WORK INSTRUCTIONS
Scan the material below and copy every line holding the word "accent".

DATA FOR THIS EXERCISE
== Segment start ==

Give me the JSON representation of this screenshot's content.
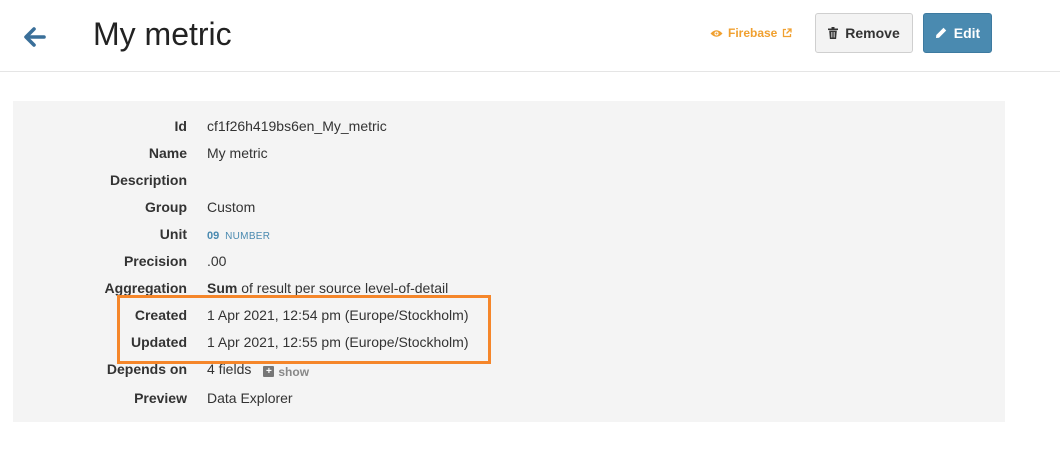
{
  "header": {
    "title": "My metric",
    "firebase_label": "Firebase",
    "remove_label": "Remove",
    "edit_label": "Edit"
  },
  "details": {
    "id": {
      "label": "Id",
      "value": "cf1f26h419bs6en_My_metric"
    },
    "name": {
      "label": "Name",
      "value": "My metric"
    },
    "description": {
      "label": "Description",
      "value": ""
    },
    "group": {
      "label": "Group",
      "value": "Custom"
    },
    "unit": {
      "label": "Unit",
      "code": "09",
      "type": "NUMBER"
    },
    "precision": {
      "label": "Precision",
      "value": ".00"
    },
    "aggregation": {
      "label": "Aggregation",
      "method": "Sum",
      "rest": " of result per source level-of-detail"
    },
    "created": {
      "label": "Created",
      "value": "1 Apr 2021, 12:54 pm (Europe/Stockholm)"
    },
    "updated": {
      "label": "Updated",
      "value": "1 Apr 2021, 12:55 pm (Europe/Stockholm)"
    },
    "depends_on": {
      "label": "Depends on",
      "value": "4 fields",
      "toggle": "show"
    },
    "preview": {
      "label": "Preview",
      "link": "Data Explorer"
    }
  },
  "colors": {
    "accent": "#4a8ab0",
    "firebase": "#f0a030",
    "highlight": "#f5862a",
    "panel": "#f4f4f4"
  },
  "icons": {
    "back": "arrow-left-icon",
    "eye": "eye-icon",
    "external": "external-link-icon",
    "trash": "trash-icon",
    "pencil": "pencil-icon",
    "plus": "plus-square-icon"
  }
}
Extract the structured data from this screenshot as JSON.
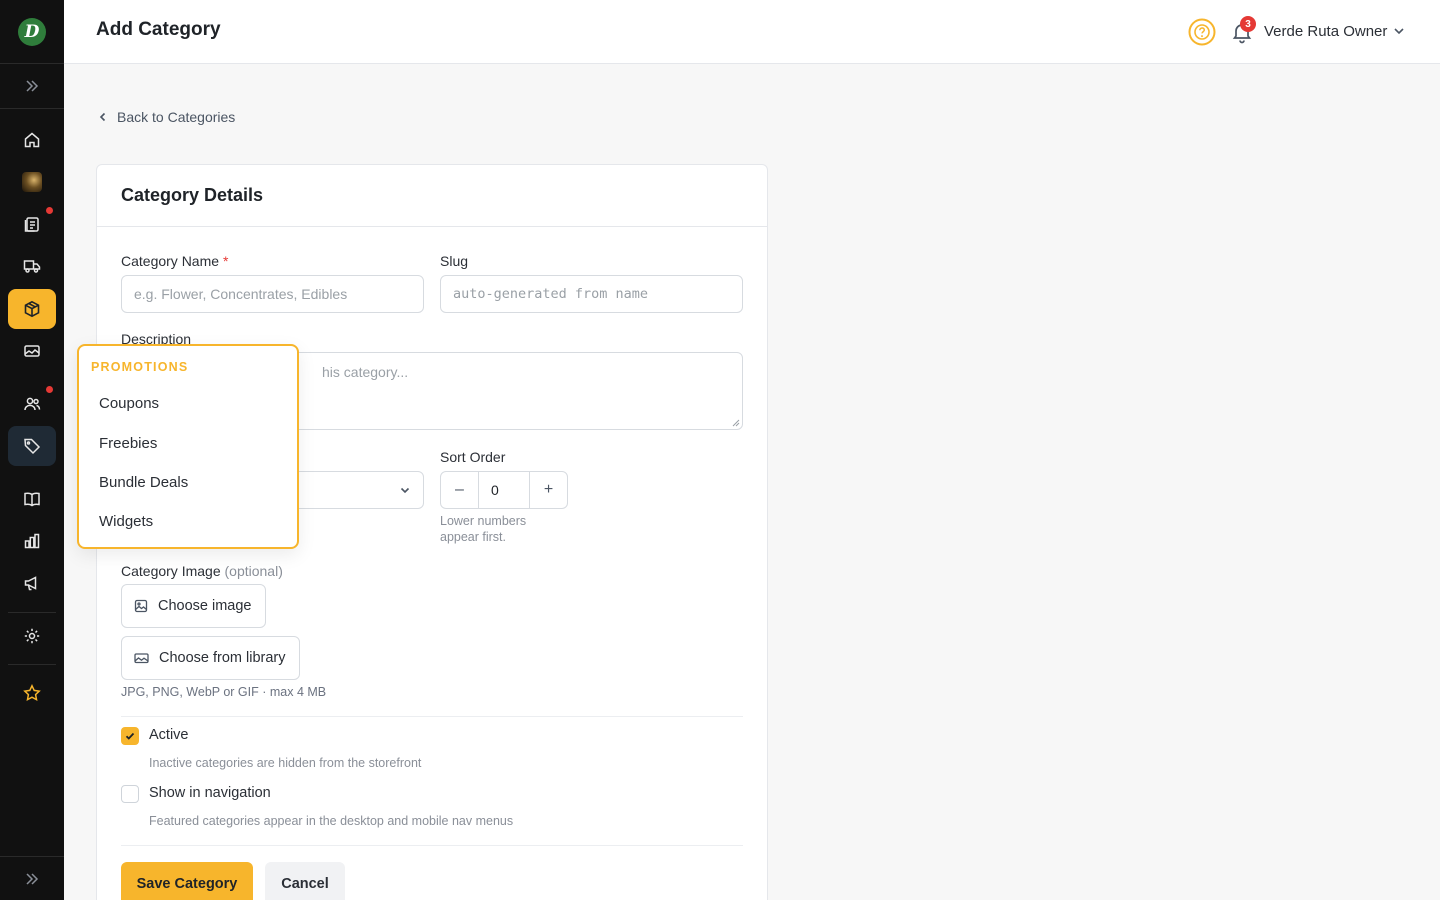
{
  "app": {
    "title": "Add Category"
  },
  "user": {
    "name": "Verde Ruta Owner",
    "notifications": "3"
  },
  "sidebar": {
    "items": [
      {
        "icon": "home-icon"
      },
      {
        "icon": "store-avatar"
      },
      {
        "icon": "orders-icon"
      },
      {
        "icon": "delivery-truck-icon"
      },
      {
        "icon": "box-icon"
      },
      {
        "icon": "media-icon"
      },
      {
        "icon": "customers-icon"
      },
      {
        "icon": "tag-icon"
      },
      {
        "icon": "catalog-icon"
      },
      {
        "icon": "analytics-icon"
      },
      {
        "icon": "megaphone-icon"
      },
      {
        "icon": "settings-icon"
      },
      {
        "icon": "star-icon"
      }
    ]
  },
  "nav": {
    "back": "Back to Categories"
  },
  "card": {
    "title": "Category Details"
  },
  "form": {
    "name": {
      "label": "Category Name",
      "required": "*",
      "placeholder": "e.g. Flower, Concentrates, Edibles"
    },
    "slug": {
      "label": "Slug",
      "placeholder": "auto-generated from name"
    },
    "description": {
      "label": "Description",
      "placeholder_visible": "his category..."
    },
    "sort": {
      "label": "Sort Order",
      "value": "0",
      "minus": "–",
      "plus": "+",
      "help_line1": "Lower numbers",
      "help_line2": "appear first."
    },
    "image": {
      "label": "Category Image",
      "optional": "(optional)",
      "choose": "Choose image",
      "library": "Choose from library",
      "help": "JPG, PNG, WebP or GIF · max 4 MB"
    },
    "active": {
      "label": "Active",
      "checked": true,
      "help": "Inactive categories are hidden from the storefront"
    },
    "show_nav": {
      "label": "Show in navigation",
      "checked": false,
      "help": "Featured categories appear in the desktop and mobile nav menus"
    },
    "save": "Save Category",
    "cancel": "Cancel"
  },
  "popover": {
    "heading": "PROMOTIONS",
    "items": [
      "Coupons",
      "Freebies",
      "Bundle Deals",
      "Widgets"
    ]
  },
  "colors": {
    "accent": "#f7b52c",
    "sidebar": "#111111",
    "danger": "#e53935"
  }
}
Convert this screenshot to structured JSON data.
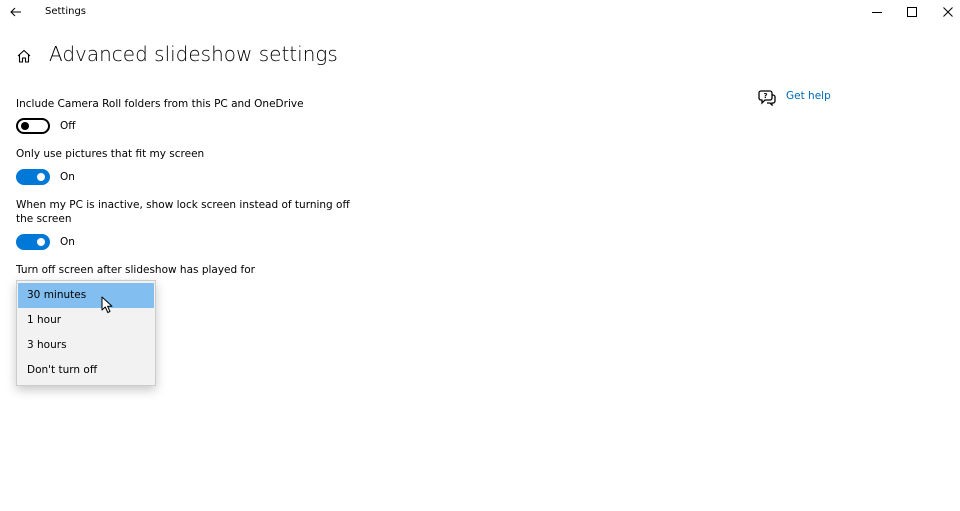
{
  "window": {
    "title": "Settings",
    "controls": [
      "minimize-icon",
      "maximize-icon",
      "close-icon"
    ]
  },
  "page": {
    "title": "Advanced slideshow settings"
  },
  "settings": {
    "camera_roll": {
      "label": "Include Camera Roll folders from this PC and OneDrive",
      "state": "Off",
      "on": false
    },
    "fit_screen": {
      "label": "Only use pictures that fit my screen",
      "state": "On",
      "on": true
    },
    "lock_screen": {
      "label": "When my PC is inactive, show lock screen instead of turning off the screen",
      "state": "On",
      "on": true
    },
    "turn_off": {
      "label": "Turn off screen after slideshow has played for",
      "options": [
        "30 minutes",
        "1 hour",
        "3 hours",
        "Don't turn off"
      ],
      "selected": "30 minutes"
    }
  },
  "help": {
    "label": "Get help"
  },
  "colors": {
    "accent": "#0078d7",
    "link": "#0067b8",
    "dropdown_highlight": "#82bff0"
  }
}
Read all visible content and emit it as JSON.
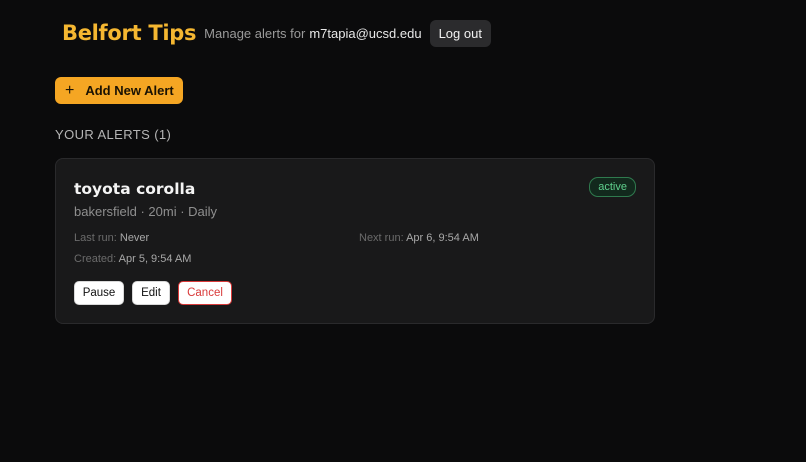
{
  "header": {
    "brand": "Belfort Tips",
    "manage_label": "Manage alerts for",
    "email": "m7tapia@ucsd.edu",
    "logout_label": "Log out"
  },
  "actions": {
    "add_icon": "plus-icon",
    "add_label": "Add New Alert"
  },
  "alerts_section": {
    "title": "YOUR ALERTS (1)"
  },
  "alerts": [
    {
      "title": "toyota corolla",
      "subtitle": "bakersfield · 20mi · Daily",
      "status": "active",
      "last_run_label": "Last run:",
      "last_run": "Never",
      "next_run_label": "Next run:",
      "next_run": "Apr 6, 9:54 AM",
      "created_label": "Created:",
      "created": "Apr 5, 9:54 AM",
      "pause_label": "Pause",
      "edit_label": "Edit",
      "cancel_label": "Cancel"
    }
  ],
  "colors": {
    "background": "#0b0b0c",
    "brand": "#f5b731",
    "accent": "#f5a623",
    "status_active": "#5fd08d",
    "danger": "#d93a3a"
  }
}
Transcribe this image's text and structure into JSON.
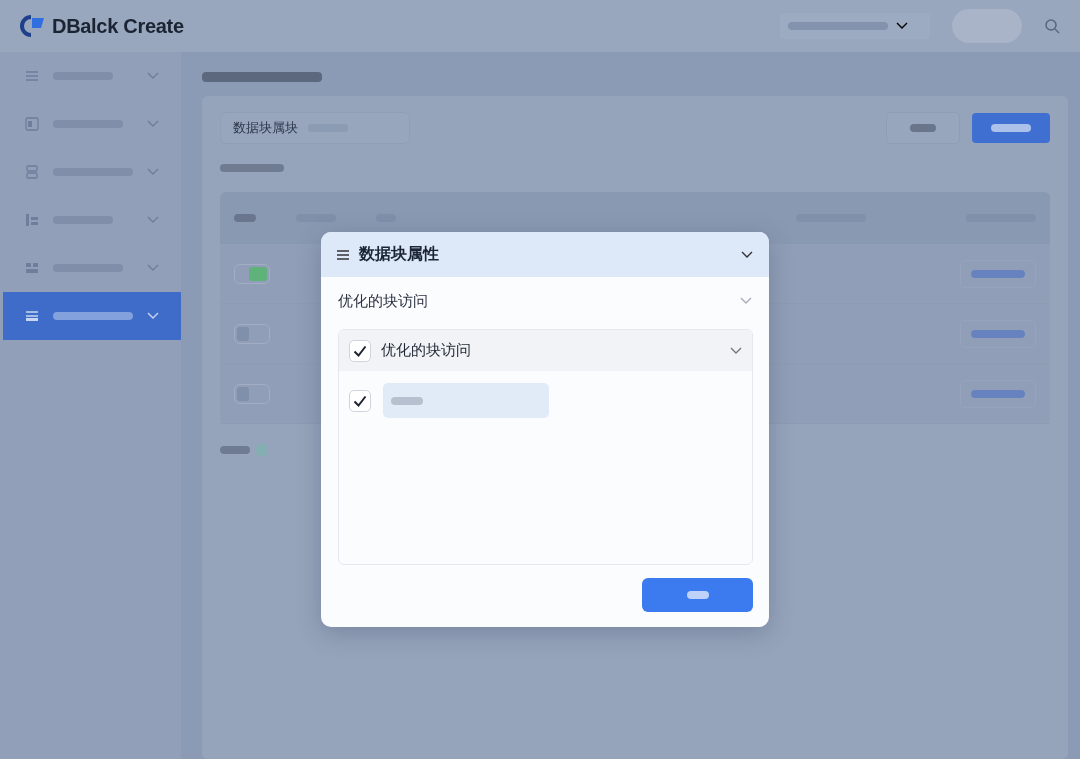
{
  "app": {
    "title": "DBalck Create"
  },
  "sidebar": {
    "items": [
      {
        "selected": false
      },
      {
        "selected": false
      },
      {
        "selected": false
      },
      {
        "selected": false
      },
      {
        "selected": false
      },
      {
        "selected": true
      }
    ]
  },
  "toolbar": {
    "label": "数据块属块"
  },
  "table": {
    "rows": [
      {
        "toggle_on": true
      },
      {
        "toggle_on": false
      },
      {
        "toggle_on": false
      }
    ]
  },
  "dialog": {
    "title": "数据块属性",
    "section": "优化的块访问",
    "group": {
      "label": "优化的块访问",
      "checked": true,
      "options": [
        {
          "checked": true
        }
      ]
    }
  }
}
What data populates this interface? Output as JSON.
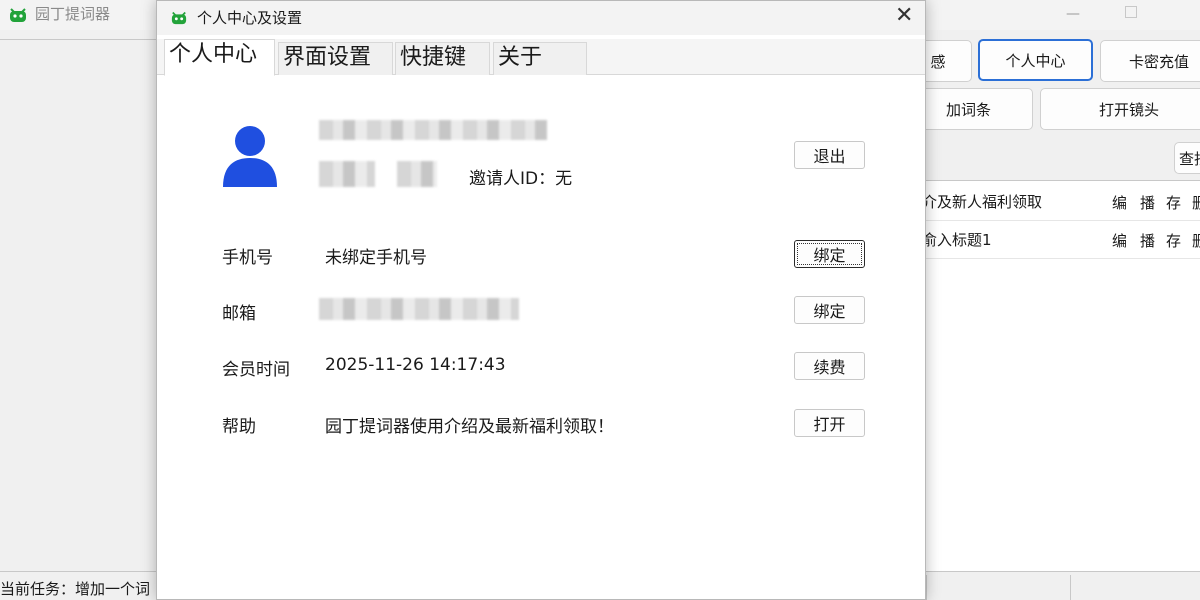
{
  "main": {
    "title": "园丁提词器",
    "buttons": [
      "感",
      "个人中心",
      "卡密充值",
      "加词条",
      "打开镜头",
      "查找"
    ],
    "list": [
      {
        "title": "介及新人福利领取",
        "actions": [
          "编",
          "播",
          "存",
          "删"
        ]
      },
      {
        "title": "俞入标题1",
        "actions": [
          "编",
          "播",
          "存",
          "删"
        ]
      }
    ],
    "status_text": "当前任务：增加一个词"
  },
  "dialog": {
    "title": "个人中心及设置",
    "tabs": [
      "个人中心",
      "界面设置",
      "快捷键",
      "关于"
    ],
    "profile": {
      "inviter": "邀请人ID：无",
      "logout": "退出"
    },
    "rows": [
      {
        "label": "手机号",
        "value": "未绑定手机号",
        "button": "绑定"
      },
      {
        "label": "邮箱",
        "value": "",
        "button": "绑定"
      },
      {
        "label": "会员时间",
        "value": "2025-11-26 14:17:43",
        "button": "续费"
      },
      {
        "label": "帮助",
        "value": "园丁提词器使用介绍及最新福利领取！",
        "button": "打开"
      }
    ]
  },
  "colors": {
    "accent": "#2b6fd6",
    "avatar": "#1f4fe0",
    "app_icon": "#22a33a"
  },
  "icons": {
    "app": "robot-logo-icon",
    "close": "close-icon",
    "minimize": "minimize-icon",
    "maximize": "maximize-icon",
    "avatar": "user-avatar-icon"
  }
}
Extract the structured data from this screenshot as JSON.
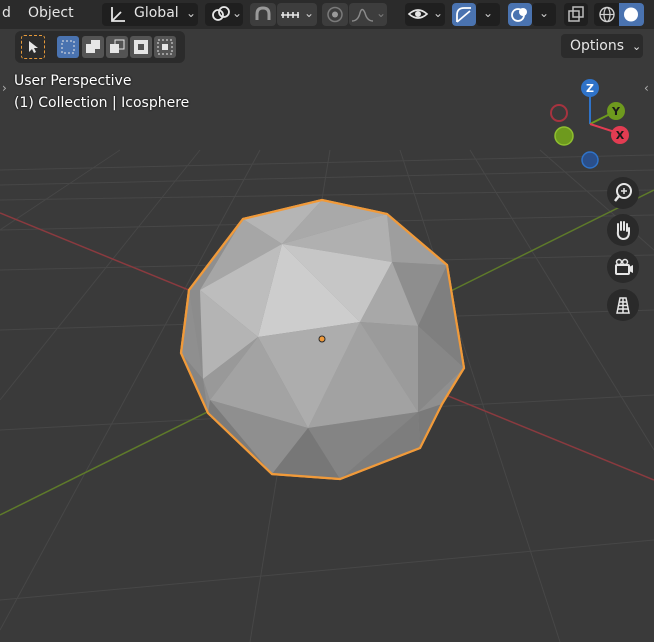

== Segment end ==

REPLY TO THE TASK
    "accent": "#4a8ab0",
    "accent": "#f7b52c",
    "accent": "#0078d7",
    "accent": "#f5a623",
    "accent": "#2b6fd6",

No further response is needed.